A wonderful, often daring, aspect of Mitchell’s direction is how unafraid he is of using silence or pregnant pauses in the most unlikely moments. His forms of manipulation are used to unsettling affect, turning perception into a terrifying game that leaves you unprepared for some of the best jolts. Then there’s his subtly sly dialogue – smart, funny and yet used with a rare economy that ensures you’ll need to see the film all over again to appreciate the best lines.

Clearly the film’s budget was low – the few effects shots aren’t wholly convincing – but this fact never hampers the overall effectiveness or puts a dent in the sense of dread that continues to grow throughout. A standout sequence, which sees a single take through the lens of a continually revolving camera as Jay and friends enter a school building, is a masterclass in physical distortion and suspense building.

Other than Monroe and Keir Gilchrist as Paul, Jay’s slightly geeky, former childhood flirtation who still harbours an almost embarrassing crush, the acting isn’t first grade. But it’s rock solid across the board and proves no hindrance to Mitchell’s end goal with this, his very assured follow-up to 2010’s The Myth of the American Sleepover. Clearly he understands the grammar of horror and a subtle infectious-disease-as-metaphor undertone offers an additional layer of appreciation.

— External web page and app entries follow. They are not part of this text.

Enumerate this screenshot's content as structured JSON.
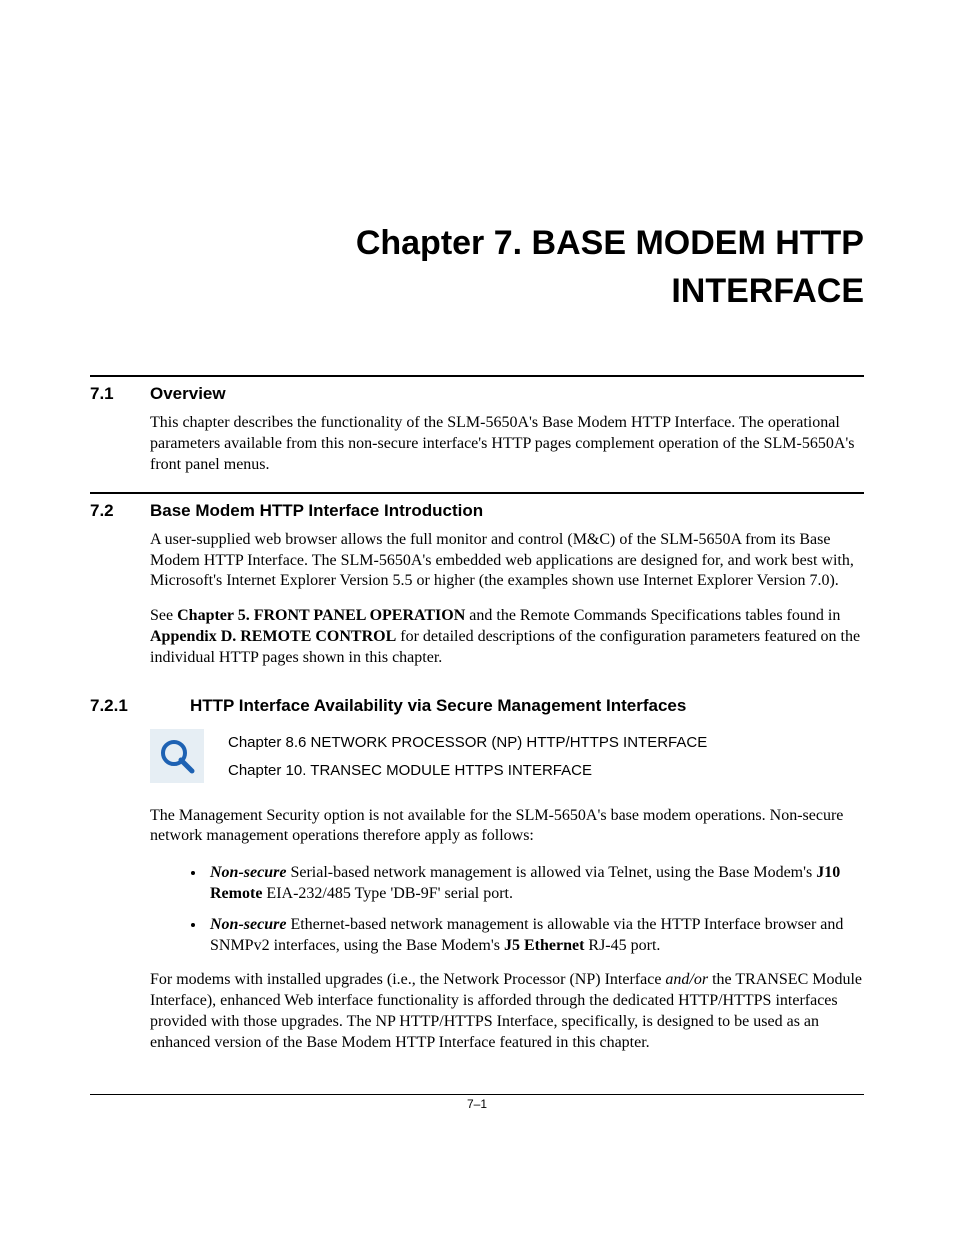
{
  "chapter": {
    "line1": "Chapter 7.  BASE MODEM HTTP",
    "line2": "INTERFACE"
  },
  "sections": {
    "s71": {
      "num": "7.1",
      "title": "Overview",
      "p1": "This chapter describes the functionality of the SLM-5650A's Base Modem HTTP Interface. The operational parameters available from this non-secure interface's HTTP pages complement operation of the SLM-5650A's front panel menus."
    },
    "s72": {
      "num": "7.2",
      "title": "Base Modem HTTP Interface Introduction",
      "p1": "A user-supplied web browser allows the full monitor and control (M&C) of the SLM-5650A from its Base Modem HTTP Interface. The SLM-5650A's embedded web applications are designed for, and work best with, Microsoft's Internet Explorer Version 5.5 or higher (the examples shown use Internet Explorer Version 7.0).",
      "p2_pre": "See ",
      "p2_b1": "Chapter 5. FRONT PANEL OPERATION",
      "p2_mid": " and the Remote Commands Specifications tables found in ",
      "p2_b2": "Appendix D. REMOTE CONTROL",
      "p2_post": " for detailed descriptions of the configuration parameters featured on the individual HTTP pages shown in this chapter."
    },
    "s721": {
      "num": "7.2.1",
      "title": "HTTP Interface Availability via Secure Management Interfaces",
      "note1": "Chapter 8.6 NETWORK PROCESSOR (NP) HTTP/HTTPS INTERFACE",
      "note2": "Chapter 10. TRANSEC MODULE HTTPS INTERFACE",
      "p1": "The Management Security option is not available for the SLM-5650A's base modem operations. Non-secure network management operations therefore apply as follows:",
      "bullets": [
        {
          "lead": "Non-secure",
          "t1": " Serial-based network management is allowed via Telnet, using the Base Modem's ",
          "b1": "J10 Remote",
          "t2": " EIA-232/485 Type 'DB-9F' serial port."
        },
        {
          "lead": "Non-secure",
          "t1": " Ethernet-based network management is allowable via the HTTP Interface browser and SNMPv2 interfaces, using the Base Modem's ",
          "b1": "J5 Ethernet",
          "t2": " RJ-45 port."
        }
      ],
      "p2_pre": "For modems with installed upgrades (i.e., the Network Processor (NP) Interface ",
      "p2_i": "and/or",
      "p2_post": " the TRANSEC Module Interface), enhanced Web interface functionality is afforded through the dedicated HTTP/HTTPS interfaces provided with those upgrades. The NP HTTP/HTTPS Interface, specifically, is designed to be used as an enhanced version of the Base Modem HTTP Interface featured in this chapter."
    }
  },
  "page_number": "7–1"
}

Another canny aesthetic choice is his decision to beef up the entire production up with a retro vibe in terms of the feel of a decaying Detroit and sound of the film. The electronic score by Disasterpeace (Rich Vreeland) means that a very real John Carpenter/Halloween vibe is evoked, though a couple of cues do cut gratingly against the tone of the scenes in which they’re used. This employment of Vreeland however sees the director following in the footsteps of other recent films like Franck Khalfoun’s Maniac (2012) remake, with a score by Robin Coudert, and Jim Mickle’s Cold in July (2014) in which composer Jeff Grace also dug into a suddenly attractive bag of retro musical tricks to pervasive effect.